The Roberts move in L.A. was near the start of the current wave of younger managerial hires, most of them made by analytics-focused front offices, which has inevitably led to criticism that what these front offices are looking for are clubhouse caretakers to do their bidding and transmit a data-based approach to the players.
“He’s a dying breed,” Giants pitcher Jeff Samardzija told reporters in the wake of Bochy’s retirement announcement. “Unfortunately, after this you’re going to have 30 puppets out there.”
Asked about those comments Saturday, Samardzija said: “When a young guy gets that opportunity to be a first-time manager, you don’t have leverage to get to run things the way you want them. So it’s understandable [why front offices hire them]. To me, it’s just a shame. You just hope things go in waves, like fads. You remember what made [Bochy] so special. It makes me appreciate what we have today. He is one of the last of his breed.”
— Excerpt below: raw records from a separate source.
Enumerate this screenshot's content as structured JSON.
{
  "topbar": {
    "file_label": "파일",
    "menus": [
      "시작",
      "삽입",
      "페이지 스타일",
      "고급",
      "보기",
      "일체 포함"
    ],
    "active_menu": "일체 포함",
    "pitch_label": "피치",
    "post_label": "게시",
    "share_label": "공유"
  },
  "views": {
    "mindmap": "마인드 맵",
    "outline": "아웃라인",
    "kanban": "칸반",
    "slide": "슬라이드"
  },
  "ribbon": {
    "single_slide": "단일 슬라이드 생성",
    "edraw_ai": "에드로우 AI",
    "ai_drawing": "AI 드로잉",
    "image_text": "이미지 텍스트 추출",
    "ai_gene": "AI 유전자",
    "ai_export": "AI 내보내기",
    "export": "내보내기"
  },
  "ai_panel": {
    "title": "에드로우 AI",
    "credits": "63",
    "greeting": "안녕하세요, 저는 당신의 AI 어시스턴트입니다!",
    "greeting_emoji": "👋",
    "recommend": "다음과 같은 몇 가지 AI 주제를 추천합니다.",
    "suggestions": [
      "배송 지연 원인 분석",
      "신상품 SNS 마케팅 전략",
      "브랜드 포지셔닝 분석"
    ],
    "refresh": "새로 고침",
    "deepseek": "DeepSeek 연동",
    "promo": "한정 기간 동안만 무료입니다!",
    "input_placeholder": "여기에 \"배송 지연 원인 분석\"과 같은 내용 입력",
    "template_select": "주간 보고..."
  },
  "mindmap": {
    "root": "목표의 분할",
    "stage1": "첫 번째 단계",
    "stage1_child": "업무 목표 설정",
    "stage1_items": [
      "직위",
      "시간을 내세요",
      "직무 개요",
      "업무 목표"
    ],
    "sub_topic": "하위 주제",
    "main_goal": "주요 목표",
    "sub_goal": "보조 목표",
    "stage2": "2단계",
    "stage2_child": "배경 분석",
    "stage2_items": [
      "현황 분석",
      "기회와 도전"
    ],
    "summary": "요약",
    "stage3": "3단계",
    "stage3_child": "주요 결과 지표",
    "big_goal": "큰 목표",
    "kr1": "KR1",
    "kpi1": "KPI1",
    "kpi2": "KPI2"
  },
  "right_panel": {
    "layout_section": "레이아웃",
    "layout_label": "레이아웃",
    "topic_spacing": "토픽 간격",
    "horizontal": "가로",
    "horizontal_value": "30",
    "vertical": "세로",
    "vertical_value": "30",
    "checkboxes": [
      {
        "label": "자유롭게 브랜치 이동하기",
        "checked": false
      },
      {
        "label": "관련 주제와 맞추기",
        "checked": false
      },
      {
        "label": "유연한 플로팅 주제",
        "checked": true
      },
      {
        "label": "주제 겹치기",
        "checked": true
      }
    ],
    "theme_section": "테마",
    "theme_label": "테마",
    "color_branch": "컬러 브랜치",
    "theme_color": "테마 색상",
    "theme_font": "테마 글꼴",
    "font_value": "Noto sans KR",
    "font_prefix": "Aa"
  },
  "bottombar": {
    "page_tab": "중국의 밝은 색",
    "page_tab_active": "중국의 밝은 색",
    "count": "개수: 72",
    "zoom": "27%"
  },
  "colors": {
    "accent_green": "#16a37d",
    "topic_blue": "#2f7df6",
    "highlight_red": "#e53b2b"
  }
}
“If you want to push out managers like Bruce Bochy,” first baseman Brandon Belt said, “you’re definitely going to be losing something from the game.”
Giants third base coach Ron Wotus, 58, is one of two members of Bochy’s staff — the other being 51-year-old hitting coach Hensley Meulens — who at one time would have been considered prime managerial candidates, whether to succeed Bochy or land a job elsewhere. (Both have interviewed for outside managerial jobs in the past.) But suddenly, they are confronting an industry that no longer seems to value the experience they offer.
“It’s understandable why it’s happening, but at same time, all my experiences in life and in the clubhouse and on the field have a lot of value,” said Wotus, who spent seven years managing in the Giants’ minor league system. “I don’t believe every manager has to have [previous] managing experience, but I do know, even if you’ve been coaching a long time in the major leagues, you’re going to learn a lot when you manage. … No disrespect to the people getting their opportunities, but experience goes a long, long way.”
As for Bochy, he has been working more or less nonstop for half a century now. Born in France, where his father, a sergeant major in the U.S. Army, was stationed, he moved at age 10 to Falls Church, Va., when his father was transferred to the Pentagon. His first job, at 11, was delivering The Washington Post in his neighborhood.
“But that was an early-morning paper, every day of the week,” Bochy said. “So I switched to the Evening Star. That was more my speed — afternoon paper. The only early day was Sunday.”
He hasn’t ruled out working again, or even managing again — “Never is a big word,” he said — but in a strange way, the baseball industry may have already decided that for him. Strange as it is to say, the 63-year-old version of Bruce Bochy, with nearly 2,000 wins to his name, may not be as marketable as the 39-year-old version of him, with none.